## Directions for this task
Go through the records and copy each line where the string "active" occurs.

## Records for the task

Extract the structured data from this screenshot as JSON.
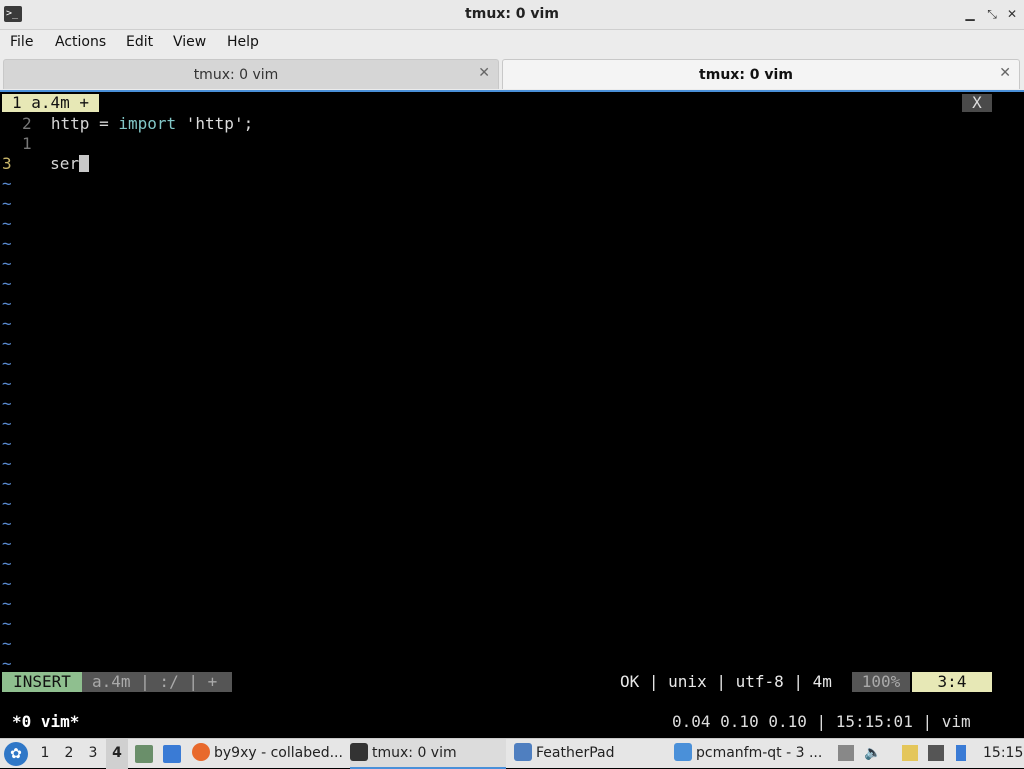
{
  "window": {
    "title": "tmux: 0 vim"
  },
  "menu": [
    "File",
    "Actions",
    "Edit",
    "View",
    "Help"
  ],
  "tabs": [
    {
      "label": "tmux: 0 vim",
      "active": false
    },
    {
      "label": "tmux: 0 vim",
      "active": true
    }
  ],
  "vim": {
    "buffer_tab": "1 a.4m +",
    "close_label": "X",
    "lines": [
      {
        "num": "2",
        "code_var": "http = ",
        "code_kw": "import",
        "code_str": " 'http';"
      },
      {
        "num": "1",
        "text": ""
      },
      {
        "num": "3",
        "text": "ser"
      }
    ],
    "status": {
      "mode": "INSERT",
      "file_info": "a.4m | :/ | +",
      "right_info": "OK | unix | utf-8 | 4m",
      "percent": "100%",
      "position": "3:4"
    }
  },
  "tmux": {
    "window_list": "*0 vim*",
    "status_right": "0.04 0.10 0.10 | 15:15:01 | vim"
  },
  "taskbar": {
    "workspaces": [
      "1",
      "2",
      "3",
      "4"
    ],
    "current_workspace": "4",
    "tasks": [
      {
        "label": "by9xy - collabed...",
        "icon": "firefox-icon"
      },
      {
        "label": "tmux: 0 vim",
        "icon": "terminal-icon",
        "active": true
      },
      {
        "label": "FeatherPad",
        "icon": "featherpad-icon"
      },
      {
        "label": "pcmanfm-qt - 3 ...",
        "icon": "folder-icon"
      }
    ],
    "clock": "15:15"
  },
  "colors": {
    "accent": "#4a90d9",
    "mode_bg": "#8fbf8f",
    "position_bg": "#e7e8b6",
    "tilde": "#5a8bd1"
  }
}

## Exercise response
      "active": false
      "active": true
        "active": true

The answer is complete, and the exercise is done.